*** Opening Data provided ***

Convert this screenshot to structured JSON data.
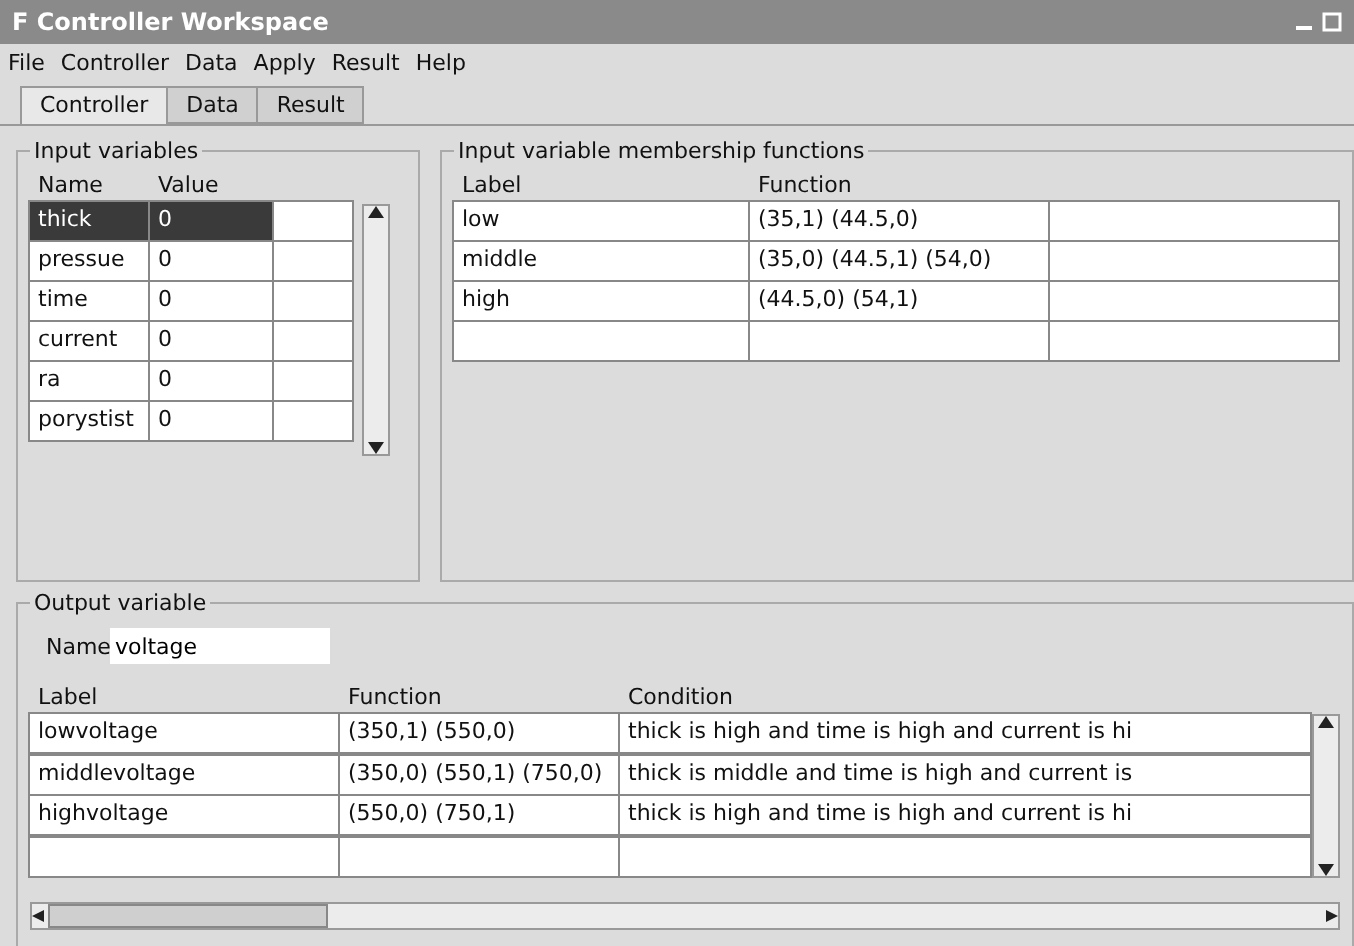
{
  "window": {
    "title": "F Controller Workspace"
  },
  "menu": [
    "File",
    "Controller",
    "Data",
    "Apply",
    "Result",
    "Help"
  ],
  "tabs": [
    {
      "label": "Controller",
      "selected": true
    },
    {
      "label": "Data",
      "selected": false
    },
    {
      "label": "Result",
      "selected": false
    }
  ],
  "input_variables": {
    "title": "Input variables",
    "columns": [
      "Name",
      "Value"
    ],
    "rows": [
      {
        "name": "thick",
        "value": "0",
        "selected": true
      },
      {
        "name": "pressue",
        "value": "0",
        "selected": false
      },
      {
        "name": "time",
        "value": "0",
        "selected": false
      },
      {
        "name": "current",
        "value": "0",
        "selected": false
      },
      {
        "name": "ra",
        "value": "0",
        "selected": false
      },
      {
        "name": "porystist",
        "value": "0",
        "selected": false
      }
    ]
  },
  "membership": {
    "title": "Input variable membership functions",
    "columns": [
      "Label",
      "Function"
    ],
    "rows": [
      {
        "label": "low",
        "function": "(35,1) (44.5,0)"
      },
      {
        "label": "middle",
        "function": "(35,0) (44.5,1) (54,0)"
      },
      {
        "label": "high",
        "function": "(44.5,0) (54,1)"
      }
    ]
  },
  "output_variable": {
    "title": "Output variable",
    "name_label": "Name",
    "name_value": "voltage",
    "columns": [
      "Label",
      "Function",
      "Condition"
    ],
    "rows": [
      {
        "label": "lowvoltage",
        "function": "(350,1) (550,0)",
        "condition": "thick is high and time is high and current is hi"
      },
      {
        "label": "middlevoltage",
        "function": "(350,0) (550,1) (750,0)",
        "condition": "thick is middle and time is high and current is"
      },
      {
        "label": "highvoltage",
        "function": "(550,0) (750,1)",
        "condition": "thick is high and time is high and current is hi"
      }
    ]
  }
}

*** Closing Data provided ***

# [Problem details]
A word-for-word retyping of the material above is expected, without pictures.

# [Your response]
Convert this screenshot to structured JSON data.
{
  "window": {
    "title": "F Controller Workspace"
  },
  "menu": [
    "File",
    "Controller",
    "Data",
    "Apply",
    "Result",
    "Help"
  ],
  "tabs": [
    {
      "label": "Controller",
      "selected": true
    },
    {
      "label": "Data",
      "selected": false
    },
    {
      "label": "Result",
      "selected": false
    }
  ],
  "input_variables": {
    "title": "Input variables",
    "columns": [
      "Name",
      "Value"
    ],
    "rows": [
      {
        "name": "thick",
        "value": "0",
        "selected": true
      },
      {
        "name": "pressue",
        "value": "0",
        "selected": false
      },
      {
        "name": "time",
        "value": "0",
        "selected": false
      },
      {
        "name": "current",
        "value": "0",
        "selected": false
      },
      {
        "name": "ra",
        "value": "0",
        "selected": false
      },
      {
        "name": "porystist",
        "value": "0",
        "selected": false
      }
    ]
  },
  "membership": {
    "title": "Input variable membership functions",
    "columns": [
      "Label",
      "Function"
    ],
    "rows": [
      {
        "label": "low",
        "function": "(35,1) (44.5,0)"
      },
      {
        "label": "middle",
        "function": "(35,0) (44.5,1) (54,0)"
      },
      {
        "label": "high",
        "function": "(44.5,0) (54,1)"
      }
    ]
  },
  "output_variable": {
    "title": "Output variable",
    "name_label": "Name",
    "name_value": "voltage",
    "columns": [
      "Label",
      "Function",
      "Condition"
    ],
    "rows": [
      {
        "label": "lowvoltage",
        "function": "(350,1) (550,0)",
        "condition": "thick is high and time is high and current is hi"
      },
      {
        "label": "middlevoltage",
        "function": "(350,0) (550,1) (750,0)",
        "condition": "thick is middle and time is high and current is"
      },
      {
        "label": "highvoltage",
        "function": "(550,0) (750,1)",
        "condition": "thick is high and time is high and current is hi"
      }
    ]
  }
}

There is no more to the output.